We awoke at 4:45 to start our day at Block Island, RI. Tim, our bus driver, greets us with “I know you. Can I give you a hand lovely lady? Ready for a fun day at Block Island?” Jim gives me a quizzical look and says, “I voted for the Mets game, but I got overruled.” I responded with, “We’ve watched the Mets lose millions of time, we don’t need to see that again.”
The driver gives me a hand, while Jim is behind me, in case I needed a boost up that first high step into the bus.
All day Tim helped anyone, who needed help exiting the bus. I appreciated his help, since sometimes my husband, so excited about where we’re going, takes off running. Occasionally I remind him, “Don’t forget me.”

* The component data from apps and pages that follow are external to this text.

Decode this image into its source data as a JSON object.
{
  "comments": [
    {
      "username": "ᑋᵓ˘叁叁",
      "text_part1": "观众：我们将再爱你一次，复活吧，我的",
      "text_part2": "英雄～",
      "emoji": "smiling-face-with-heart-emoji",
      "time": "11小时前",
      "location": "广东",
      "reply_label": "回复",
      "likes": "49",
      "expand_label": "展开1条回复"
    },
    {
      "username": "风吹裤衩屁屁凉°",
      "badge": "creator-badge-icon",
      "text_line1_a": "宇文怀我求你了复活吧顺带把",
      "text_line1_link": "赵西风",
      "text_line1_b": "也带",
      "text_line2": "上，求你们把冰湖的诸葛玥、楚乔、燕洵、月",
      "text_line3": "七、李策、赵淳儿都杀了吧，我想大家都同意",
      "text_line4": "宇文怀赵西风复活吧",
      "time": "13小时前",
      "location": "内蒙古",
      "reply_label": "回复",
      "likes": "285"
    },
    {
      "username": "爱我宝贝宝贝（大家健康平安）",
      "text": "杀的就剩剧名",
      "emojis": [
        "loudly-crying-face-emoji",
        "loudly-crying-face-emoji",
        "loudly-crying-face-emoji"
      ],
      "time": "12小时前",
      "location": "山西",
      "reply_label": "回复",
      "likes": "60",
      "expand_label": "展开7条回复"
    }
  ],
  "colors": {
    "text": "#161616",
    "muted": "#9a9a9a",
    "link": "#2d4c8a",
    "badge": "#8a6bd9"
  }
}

On the way home, Jim said, “That bus driver has a thing for you.” I laughed.“No, he just remembers me from the trip with my mom to the Berkshire Botanical Gardens.
How could he forget us, me with leg braces and cane, trying to help my mother with her “wheelie,” as she calls her walker.
After a fun day on Block Island, including a filling lunch of baked scrod with asparagus, at the Historical Hotel overlooking the ferries coming & going, the bus ride home proved difficult. Painful leg cramps and muscle spasms began shortly after we settled in. Jim moved to the open seat in front of me, giving me space, to stretch and massage my legs.
Fortunately, half way home we made a dinner stop, enabling me to walk around, so I could attempt to work out the kinks. Also, I was thankful the folks ahead of us were a little slow getting off the bus, so I could stomp my legs and feet to wake them up before I disembarked.
For many on the trip with us, although some much older than I, the little bit of walking and climbing the Ferry stairs did not slow them down, like my CMT legs did.
Even so, I will not stop traveling, nor will I avoid places with stairs. I will not stop walking, until I can no longer take another step. So, we need to find a drug to stop CMT leg cramps and muscle spasms. We need to find a drug to stop the progression for the millions of children, who have lost the normal function of their legs and arms. Many more people suffer from CMT than from MS, ALS and many other diseases that everyone knows about. That’s why CMT Awareness Month is so important, to help those, who have been misdiagnosed, or like myself, go undiagnosed for years wondering what’s wrong with them.
For more information about CMT visit: www.cmtausa.org